Joseph Roberts-University of Manchester, David Lawrence-Newcastle University
A series of panels on biohacking, enhancement, and their regulatory implications, taking place as part of MANCEPT 2017 at the University of Manchester, September 11-13, 2017

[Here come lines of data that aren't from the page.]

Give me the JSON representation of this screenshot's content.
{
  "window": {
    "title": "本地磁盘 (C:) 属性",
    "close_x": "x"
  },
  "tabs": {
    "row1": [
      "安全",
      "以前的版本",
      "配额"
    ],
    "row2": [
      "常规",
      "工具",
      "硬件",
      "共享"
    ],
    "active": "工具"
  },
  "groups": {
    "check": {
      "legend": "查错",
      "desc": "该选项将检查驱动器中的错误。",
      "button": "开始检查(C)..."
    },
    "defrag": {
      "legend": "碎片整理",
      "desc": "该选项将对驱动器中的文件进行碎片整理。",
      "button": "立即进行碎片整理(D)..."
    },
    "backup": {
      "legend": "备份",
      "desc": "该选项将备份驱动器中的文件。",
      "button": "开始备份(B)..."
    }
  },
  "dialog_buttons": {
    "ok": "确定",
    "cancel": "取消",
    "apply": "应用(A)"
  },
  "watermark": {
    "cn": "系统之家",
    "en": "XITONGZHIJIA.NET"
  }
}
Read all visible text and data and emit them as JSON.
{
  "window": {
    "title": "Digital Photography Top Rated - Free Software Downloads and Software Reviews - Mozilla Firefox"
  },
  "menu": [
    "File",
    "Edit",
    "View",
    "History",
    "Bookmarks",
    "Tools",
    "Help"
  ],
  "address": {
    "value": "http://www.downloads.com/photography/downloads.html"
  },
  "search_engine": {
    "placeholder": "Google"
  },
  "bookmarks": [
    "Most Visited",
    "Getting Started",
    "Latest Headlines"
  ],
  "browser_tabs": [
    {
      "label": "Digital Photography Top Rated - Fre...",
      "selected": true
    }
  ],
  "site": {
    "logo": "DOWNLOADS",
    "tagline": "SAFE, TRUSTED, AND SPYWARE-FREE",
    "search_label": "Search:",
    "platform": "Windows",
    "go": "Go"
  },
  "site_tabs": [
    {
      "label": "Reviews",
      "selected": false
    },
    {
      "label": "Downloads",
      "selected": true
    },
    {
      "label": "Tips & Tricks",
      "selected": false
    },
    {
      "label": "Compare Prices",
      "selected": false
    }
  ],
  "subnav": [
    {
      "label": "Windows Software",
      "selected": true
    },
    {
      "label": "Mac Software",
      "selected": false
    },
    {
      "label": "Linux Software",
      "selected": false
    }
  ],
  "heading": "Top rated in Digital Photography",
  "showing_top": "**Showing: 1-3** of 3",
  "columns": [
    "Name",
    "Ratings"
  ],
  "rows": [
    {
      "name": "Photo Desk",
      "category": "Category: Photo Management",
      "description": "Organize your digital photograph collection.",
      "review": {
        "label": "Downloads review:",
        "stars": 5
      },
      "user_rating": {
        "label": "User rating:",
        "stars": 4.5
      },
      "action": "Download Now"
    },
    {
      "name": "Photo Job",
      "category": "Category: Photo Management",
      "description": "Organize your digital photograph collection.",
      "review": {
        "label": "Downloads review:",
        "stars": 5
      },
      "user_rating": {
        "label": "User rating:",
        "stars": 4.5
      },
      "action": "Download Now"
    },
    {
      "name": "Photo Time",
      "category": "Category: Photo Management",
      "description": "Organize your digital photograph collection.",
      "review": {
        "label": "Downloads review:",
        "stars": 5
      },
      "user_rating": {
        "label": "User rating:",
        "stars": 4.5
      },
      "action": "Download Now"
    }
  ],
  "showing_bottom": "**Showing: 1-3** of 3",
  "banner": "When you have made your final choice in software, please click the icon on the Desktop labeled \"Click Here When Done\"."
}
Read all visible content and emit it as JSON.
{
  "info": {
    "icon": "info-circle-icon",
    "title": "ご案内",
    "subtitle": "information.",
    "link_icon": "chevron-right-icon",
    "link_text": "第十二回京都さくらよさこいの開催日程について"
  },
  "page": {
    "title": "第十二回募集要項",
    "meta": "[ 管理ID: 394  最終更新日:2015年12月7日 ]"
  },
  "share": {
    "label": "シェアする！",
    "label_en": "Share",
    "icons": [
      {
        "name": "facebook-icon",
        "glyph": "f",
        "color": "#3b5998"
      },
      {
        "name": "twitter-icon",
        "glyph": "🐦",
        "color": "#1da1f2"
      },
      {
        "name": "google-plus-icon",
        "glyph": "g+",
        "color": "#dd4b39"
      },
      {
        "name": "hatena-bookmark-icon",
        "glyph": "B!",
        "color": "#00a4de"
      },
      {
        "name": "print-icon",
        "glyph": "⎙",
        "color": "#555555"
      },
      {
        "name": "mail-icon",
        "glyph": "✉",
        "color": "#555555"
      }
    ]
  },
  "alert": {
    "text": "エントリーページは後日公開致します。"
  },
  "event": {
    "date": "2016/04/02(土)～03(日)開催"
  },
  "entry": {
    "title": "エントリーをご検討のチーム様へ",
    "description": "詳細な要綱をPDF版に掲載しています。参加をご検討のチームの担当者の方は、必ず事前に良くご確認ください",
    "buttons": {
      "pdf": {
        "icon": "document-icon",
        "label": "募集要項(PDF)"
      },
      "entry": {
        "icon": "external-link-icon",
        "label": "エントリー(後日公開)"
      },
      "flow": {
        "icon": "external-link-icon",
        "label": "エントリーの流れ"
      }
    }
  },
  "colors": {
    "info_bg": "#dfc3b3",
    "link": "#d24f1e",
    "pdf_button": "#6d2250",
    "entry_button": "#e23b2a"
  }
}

Technologies are increasingly being incorporated into the body. ‘Grinder’ and biohacking movements are gaining momentum as more and more individuals are beginning to practice increasingly extreme body modifications; using technology to enhance, extend and modify the capabilities of the human body. Amal Graafstra has incorporated Near Field Communication Chips (NFC) and Radio Frequency Identification Chips (RDIF) into his hands in order to enable him to access his home, office and car without the use of keys and access password protected websites and hardware in a secure manner. Tim Cannon implanted a prototype (Circadia) that collected and transmitted biometric data wirelessly to a smartphone under his skin, enabling him to closely monitor his body temperature. A consumer friendly version of Circadia is being developed that will allow measurement of blood glucose and blood oxygen levels as well as blood pressure and temperature. Other biohackers have implanted magnets in their fingertips to sense magnetic fields (giving them a form of sixth sense) and into their tragi to transmit sound directly into the ears. Naltrexone (an opioid receptor antagonist) implants can be inserted into the lower abdomen in order to aid recovery in opioid addicts by precluding individuals from experiencing the effects of drugs like heroin and morphine. Developments such as these offer tantalising possibilities in terms of convenience, privacy, our relationship to and experience of the natural world, and increased health; but also bring with them significant ethical questions concerning our relationship to our bodies, the limits of consent, and the role of doctors (and other professionals working in clinical and periclinical scenarios).